Feeds

Nortel begs for bankruptcy protection

Operation a success, patient dead

Gartner critical capabilities for enterprise endpoint backup

Nortel, plagued for months by rumours of serious financial problems, has filed for bankruptcy protection or Chapter 11.

The hundred year old Canadian giant only just escaped the same fate in the last downturn in 2001. It posted a loss of $3.4bn for its third quarter, which is bad, but not nearly as bad as the sodding huge $19.6bn it lost in three months of 2001.

Nortel is seeking creditor protection in Canada, the US and Europe to give it a chance to review all its business and restructure its debt.

Mike Zafirowski, president and CEO at Nortel, said: "I am convinced that by choosing this path at this time, we can put Nortel on sound financial footing once and for all." He said the firm was "still very much in business and our commitment to our customers remains unwavering".

He said that day to day business will continue for the company which claims to have $2.4bn in the bank.

Nortel's application will be heard by the Ontario Superior Court of Justice later today. It has already filed for US Chapter 11 protection in Delaware and will make similar applications in Europe. The firm will also ask for certain restrictions on dealing in its shares.

Nortel has also made an agreement with its key supplier Flextronics to maintain inventory.

The full statement is here.

Nortel has made an agreement with Export Development Canada to guarantee continued access to $30m in credit for 30 days - it is hoping to extend this following discussions.

The decision also delays Nortel's payment of $107m in interest payments to bond holders, CBC News reports.

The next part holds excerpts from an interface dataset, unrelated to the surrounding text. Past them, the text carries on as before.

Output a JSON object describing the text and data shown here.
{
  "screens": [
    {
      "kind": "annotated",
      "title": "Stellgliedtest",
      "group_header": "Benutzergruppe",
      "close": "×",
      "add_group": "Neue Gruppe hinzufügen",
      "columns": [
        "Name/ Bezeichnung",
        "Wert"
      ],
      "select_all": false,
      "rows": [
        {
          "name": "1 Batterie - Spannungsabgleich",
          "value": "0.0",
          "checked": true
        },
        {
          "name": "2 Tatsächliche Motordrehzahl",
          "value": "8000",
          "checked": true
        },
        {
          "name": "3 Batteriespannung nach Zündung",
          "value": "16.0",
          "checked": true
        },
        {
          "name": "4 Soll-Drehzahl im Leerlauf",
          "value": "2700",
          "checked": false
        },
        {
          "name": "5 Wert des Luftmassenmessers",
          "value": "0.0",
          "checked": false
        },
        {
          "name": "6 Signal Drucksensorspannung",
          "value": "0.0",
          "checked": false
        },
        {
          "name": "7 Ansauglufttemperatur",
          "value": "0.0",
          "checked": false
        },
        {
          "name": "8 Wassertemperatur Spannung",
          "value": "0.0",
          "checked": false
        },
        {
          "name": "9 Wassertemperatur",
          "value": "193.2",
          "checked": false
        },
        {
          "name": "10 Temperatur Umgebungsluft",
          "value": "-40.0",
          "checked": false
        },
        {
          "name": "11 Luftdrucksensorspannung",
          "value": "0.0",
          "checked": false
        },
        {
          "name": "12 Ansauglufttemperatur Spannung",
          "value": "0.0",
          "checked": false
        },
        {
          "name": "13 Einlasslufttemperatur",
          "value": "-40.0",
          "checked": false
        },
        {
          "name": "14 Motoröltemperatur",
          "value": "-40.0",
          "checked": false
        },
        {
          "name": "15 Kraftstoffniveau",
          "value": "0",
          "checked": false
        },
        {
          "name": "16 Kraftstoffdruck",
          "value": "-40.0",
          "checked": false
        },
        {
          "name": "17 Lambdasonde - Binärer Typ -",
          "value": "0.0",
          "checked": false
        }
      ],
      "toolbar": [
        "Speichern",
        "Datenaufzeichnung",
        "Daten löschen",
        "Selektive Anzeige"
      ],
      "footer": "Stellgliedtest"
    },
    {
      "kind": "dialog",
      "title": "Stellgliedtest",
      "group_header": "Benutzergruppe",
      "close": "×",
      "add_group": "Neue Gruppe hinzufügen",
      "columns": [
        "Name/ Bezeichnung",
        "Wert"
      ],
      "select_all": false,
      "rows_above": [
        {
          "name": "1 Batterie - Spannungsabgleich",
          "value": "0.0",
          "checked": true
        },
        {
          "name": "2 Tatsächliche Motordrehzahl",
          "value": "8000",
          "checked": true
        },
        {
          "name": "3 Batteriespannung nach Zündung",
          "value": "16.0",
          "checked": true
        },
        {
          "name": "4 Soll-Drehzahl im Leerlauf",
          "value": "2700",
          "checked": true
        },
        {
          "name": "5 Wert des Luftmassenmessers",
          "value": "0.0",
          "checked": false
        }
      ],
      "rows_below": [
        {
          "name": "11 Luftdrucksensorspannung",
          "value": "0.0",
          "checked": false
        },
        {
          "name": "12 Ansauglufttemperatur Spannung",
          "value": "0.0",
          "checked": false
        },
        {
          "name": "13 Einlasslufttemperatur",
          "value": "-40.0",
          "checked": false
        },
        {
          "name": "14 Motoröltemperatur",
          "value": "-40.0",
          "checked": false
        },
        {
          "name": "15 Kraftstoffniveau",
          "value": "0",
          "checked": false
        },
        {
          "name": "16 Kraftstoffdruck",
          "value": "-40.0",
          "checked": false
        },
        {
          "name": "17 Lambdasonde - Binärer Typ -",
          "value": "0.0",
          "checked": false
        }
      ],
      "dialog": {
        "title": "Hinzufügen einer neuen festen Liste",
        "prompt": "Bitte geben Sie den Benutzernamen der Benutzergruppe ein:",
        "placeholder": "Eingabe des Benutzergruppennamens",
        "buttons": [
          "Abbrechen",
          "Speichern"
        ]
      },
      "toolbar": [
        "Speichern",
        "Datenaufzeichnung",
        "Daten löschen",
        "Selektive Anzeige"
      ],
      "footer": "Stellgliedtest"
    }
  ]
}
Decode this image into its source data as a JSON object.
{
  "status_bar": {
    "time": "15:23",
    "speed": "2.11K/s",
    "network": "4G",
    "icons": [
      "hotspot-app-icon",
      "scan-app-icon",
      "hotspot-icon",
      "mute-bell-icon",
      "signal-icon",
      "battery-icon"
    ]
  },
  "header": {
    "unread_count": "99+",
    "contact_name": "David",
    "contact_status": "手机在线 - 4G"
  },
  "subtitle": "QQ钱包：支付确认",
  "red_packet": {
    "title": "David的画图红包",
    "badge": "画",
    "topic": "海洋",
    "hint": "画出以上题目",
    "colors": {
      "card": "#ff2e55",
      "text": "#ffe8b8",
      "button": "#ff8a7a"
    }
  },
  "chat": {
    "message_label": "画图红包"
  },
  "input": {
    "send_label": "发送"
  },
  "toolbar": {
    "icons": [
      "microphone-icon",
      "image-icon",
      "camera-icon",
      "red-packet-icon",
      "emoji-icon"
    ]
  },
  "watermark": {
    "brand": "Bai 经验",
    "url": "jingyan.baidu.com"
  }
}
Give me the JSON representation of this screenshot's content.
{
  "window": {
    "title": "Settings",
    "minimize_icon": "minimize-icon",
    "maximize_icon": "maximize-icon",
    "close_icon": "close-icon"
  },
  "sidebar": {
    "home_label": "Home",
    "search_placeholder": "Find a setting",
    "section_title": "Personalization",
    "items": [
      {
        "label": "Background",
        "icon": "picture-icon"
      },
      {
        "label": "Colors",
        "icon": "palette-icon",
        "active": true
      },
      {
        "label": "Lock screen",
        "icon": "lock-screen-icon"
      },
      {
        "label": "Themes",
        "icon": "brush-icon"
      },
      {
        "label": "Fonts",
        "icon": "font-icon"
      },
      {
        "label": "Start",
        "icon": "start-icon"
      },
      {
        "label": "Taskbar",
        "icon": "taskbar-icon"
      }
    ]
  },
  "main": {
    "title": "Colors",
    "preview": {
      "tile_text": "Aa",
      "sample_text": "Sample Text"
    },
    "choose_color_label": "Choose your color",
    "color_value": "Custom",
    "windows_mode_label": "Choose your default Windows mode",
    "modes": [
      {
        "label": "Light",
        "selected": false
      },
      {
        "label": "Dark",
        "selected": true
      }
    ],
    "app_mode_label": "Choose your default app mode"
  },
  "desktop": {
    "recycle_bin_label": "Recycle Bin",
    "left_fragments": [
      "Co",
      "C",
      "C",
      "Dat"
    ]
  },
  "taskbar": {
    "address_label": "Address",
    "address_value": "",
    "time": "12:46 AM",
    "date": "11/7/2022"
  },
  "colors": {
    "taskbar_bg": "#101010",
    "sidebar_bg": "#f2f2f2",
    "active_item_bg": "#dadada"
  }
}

That payment would once have been a piddling amount to a company that was worth in excess of C$350bn at its peak at the turn of the century, employing almost 100,000 people.

Today its headcount is a quarter of that, and its shares were changing hands at C$0.11, giving it a market cap of C$57m itself a catastrophic collapse on its 52 week high of C$14.®

Secure remote control for conventional and virtual desktops

More from The Register

next story
The Return of BSOD: Does ANYONE trust Microsoft patches?
Sysadmins, you're either fighting fires or seen as incompetents now
Microsoft: Azure isn't ready for biz-critical apps … yet
Microsoft will move its own IT to the cloud to avoid $200m server bill
Oracle reveals 32-core, 10 BEEELLION-transistor SPARC M7
New chip scales to 1024 cores, 8192 threads 64 TB RAM, at speeds over 3.6GHz
US regulators OK sale of IBM's x86 server biz to Lenovo
Now all that remains is for gov't offices to ban the boxes
Object storage bods Exablox: RAID is dead, baby. RAID is dead
Bring your own disks to its object appliances
Nimble's latest mutants GORGE themselves on unlucky forerunners
Crossing Sandy Bridges without stopping for breath
A beheading in EMC's ViPR lair? Software's big cheese to advise CEO
Changes amid rivalry in the storage snake pit
prev story

Whitepapers

Implementing global e-invoicing with guaranteed legal certainty
Explaining the role local tax compliance plays in successful supply chain management and e-business and how leading global brands are addressing this.
Top 10 endpoint backup mistakes
Avoid the ten endpoint backup mistakes to ensure that your critical corporate data is protected and end user productivity is improved.
Top 8 considerations to enable and simplify mobility
In this whitepaper learn how to successfully add mobile capabilities simply and cost effectively.
Rethinking backup and recovery in the modern data center
Combining intelligence, operational analytics, and automation to enable efficient, data-driven IT organizations using the HP ABR approach.
Reg Reader Research: SaaS based Email and Office Productivity Tools
Read this Reg reader report which provides advice and guidance for SMBs towards the use of SaaS based email and Office productivity tools.